Sunday, August 12, 2012
274. US Founders Found Resources in China
The founding fathers regarded China as a place where they could find important resources to promoting agricultural and industrial development in North America. They made their exertion to transplant valuable plants from China to North America. Benjamin Franklin obtained rhubarb seeds and sent them to John Bartram in 1772. George Washington made his own experiments to plant Chinese flowers in his garden on Mountain Vernon. Thomas Jefferson made long time commitment to transplant the dry rice to southern United States. Samuel Bowen introduced soybeans from China into Savannah, Georgia in 1765.
Franklin also sent soybean seeds from London to John Bartram in Philadelphia in 1770. Franklin expressed his great interest in Chinese industrial technologies, such as heating house in the winter, ship building, paper making, candle and mill and other technologies. Gouverneur Morris (1752-1816) was influenced by the literature on the Grand Canal of China.
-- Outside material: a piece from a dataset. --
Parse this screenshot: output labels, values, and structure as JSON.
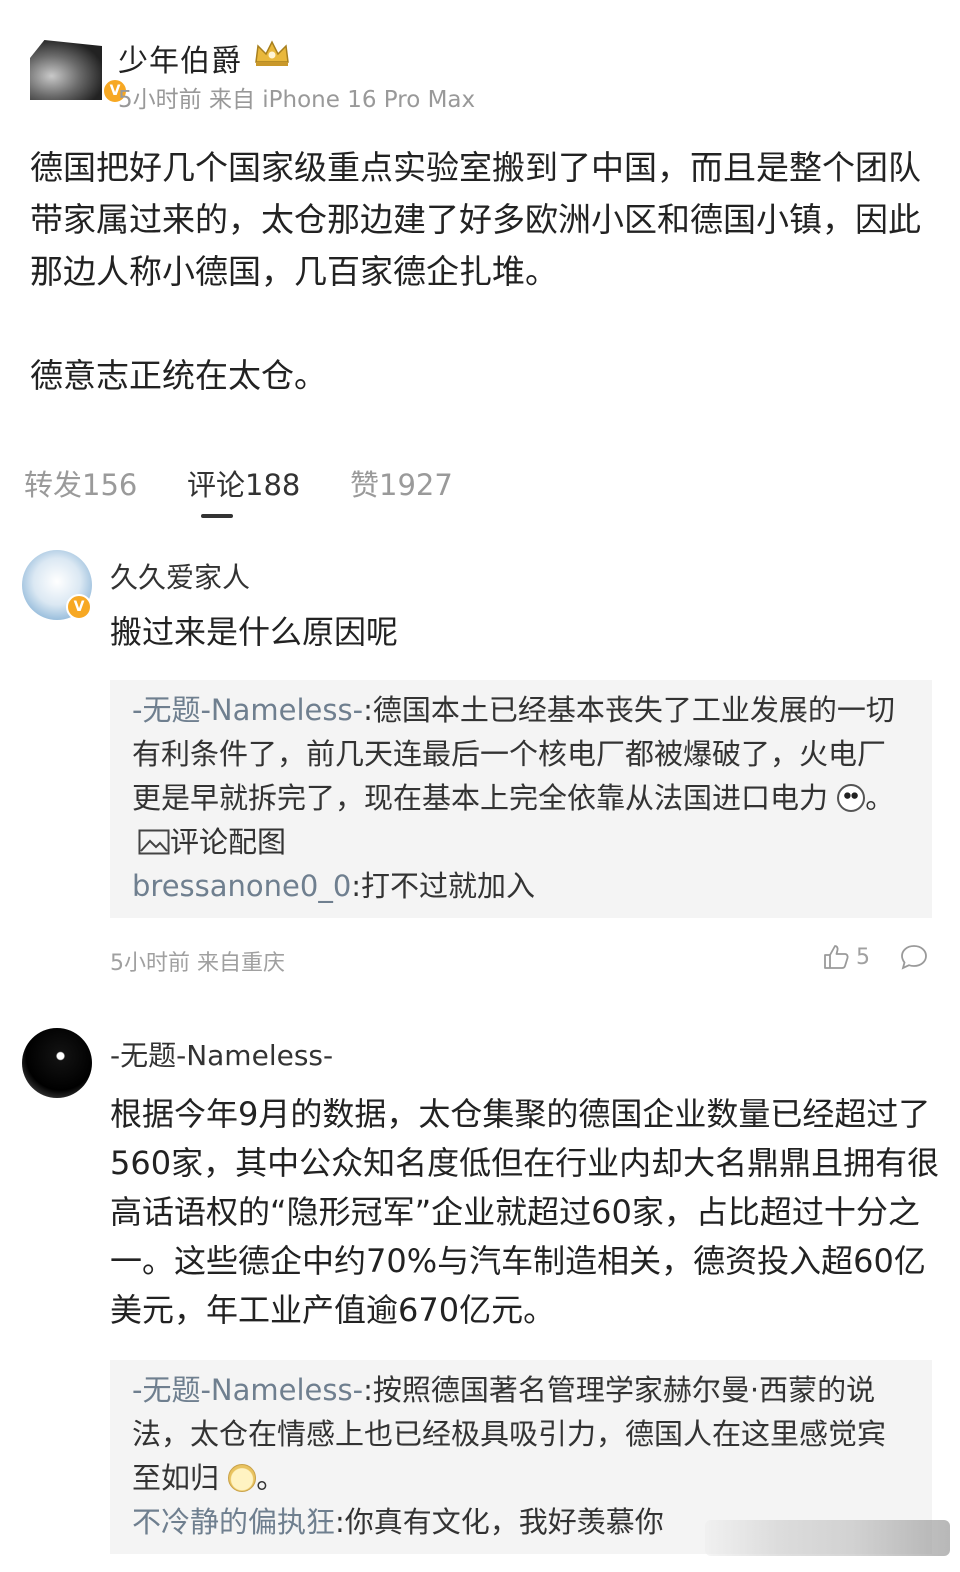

The Chinese canal construction technologies had an impact on the New Yorkers, who wanted to build the Erie Canal, which could help in making New York one of the great cities in the United States.
Jefferson borrowed elements from Chinese architecture in his effort to create a new style of building. Benjamin Franklin and Benjamin Rush also promoted the sericulture in North America. (Dave Wang, Benjamin Franklin’s Efforts to Promote Sericulture in North America, in Benjamin Franklin Gazette, Vol. 18, no. 2, Summer 2008. Benjamin Rush told his fellow colonists “Mulberry trees are so plenty among us that we might raise silkworms in a few years to supply us with all the silk we want, as oak leaves (when those of the mulberry are not to be had) have been found in China to afford a food to the worms.” )